* What you need to do
The required answer is each line in the entries below where "libisoburn" occurs.

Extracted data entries
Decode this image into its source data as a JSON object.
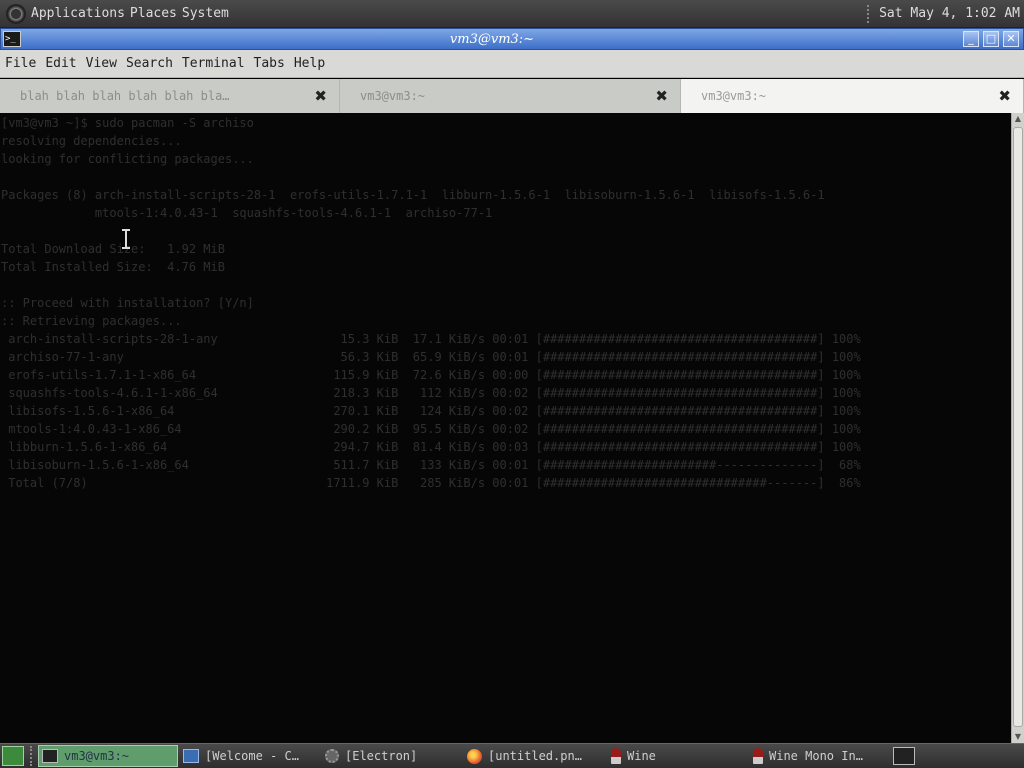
{
  "top_panel": {
    "menus": [
      "Applications",
      "Places",
      "System"
    ],
    "clock": "Sat May  4,  1:02 AM"
  },
  "window": {
    "title": "vm3@vm3:~",
    "icon_label": ">_"
  },
  "menubar": [
    "File",
    "Edit",
    "View",
    "Search",
    "Terminal",
    "Tabs",
    "Help"
  ],
  "tabs": [
    {
      "label": "blah blah blah blah blah bla…",
      "active": false
    },
    {
      "label": "vm3@vm3:~",
      "active": false
    },
    {
      "label": "vm3@vm3:~",
      "active": true
    }
  ],
  "terminal_lines": [
    "[vm3@vm3 ~]$ sudo pacman -S archiso",
    "resolving dependencies...",
    "looking for conflicting packages...",
    "",
    "Packages (8) arch-install-scripts-28-1  erofs-utils-1.7.1-1  libburn-1.5.6-1  libisoburn-1.5.6-1  libisofs-1.5.6-1",
    "             mtools-1:4.0.43-1  squashfs-tools-4.6.1-1  archiso-77-1",
    "",
    "Total Download Size:   1.92 MiB",
    "Total Installed Size:  4.76 MiB",
    "",
    ":: Proceed with installation? [Y/n]",
    ":: Retrieving packages...",
    " arch-install-scripts-28-1-any                 15.3 KiB  17.1 KiB/s 00:01 [######################################] 100%",
    " archiso-77-1-any                              56.3 KiB  65.9 KiB/s 00:01 [######################################] 100%",
    " erofs-utils-1.7.1-1-x86_64                   115.9 KiB  72.6 KiB/s 00:00 [######################################] 100%",
    " squashfs-tools-4.6.1-1-x86_64                218.3 KiB   112 KiB/s 00:02 [######################################] 100%",
    " libisofs-1.5.6-1-x86_64                      270.1 KiB   124 KiB/s 00:02 [######################################] 100%",
    " mtools-1:4.0.43-1-x86_64                     290.2 KiB  95.5 KiB/s 00:02 [######################################] 100%",
    " libburn-1.5.6-1-x86_64                       294.7 KiB  81.4 KiB/s 00:03 [######################################] 100%",
    " libisoburn-1.5.6-1-x86_64                    511.7 KiB   133 KiB/s 00:01 [########################--------------]  68%",
    " Total (7/8)                                 1711.9 KiB   285 KiB/s 00:01 [###############################-------]  86%"
  ],
  "taskbar": {
    "tasks": [
      {
        "label": "vm3@vm3:~",
        "icon": "terminal-icon",
        "active": true
      },
      {
        "label": "[Welcome - C…",
        "icon": "document-icon",
        "active": false
      },
      {
        "label": "[Electron]",
        "icon": "gear-icon",
        "active": false
      },
      {
        "label": "[untitled.pn…",
        "icon": "firefox-icon",
        "active": false
      },
      {
        "label": "Wine",
        "icon": "wine-icon",
        "active": false
      },
      {
        "label": "Wine Mono In…",
        "icon": "wine-icon",
        "active": false
      }
    ]
  }
}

* Solution to the exercise
    "Packages (8) arch-install-scripts-28-1  erofs-utils-1.7.1-1  libburn-1.5.6-1  libisoburn-1.5.6-1  libisofs-1.5.6-1",
    " libisoburn-1.5.6-1-x86_64                    511.7 KiB   133 KiB/s 00:01 [########################--------------]  68%",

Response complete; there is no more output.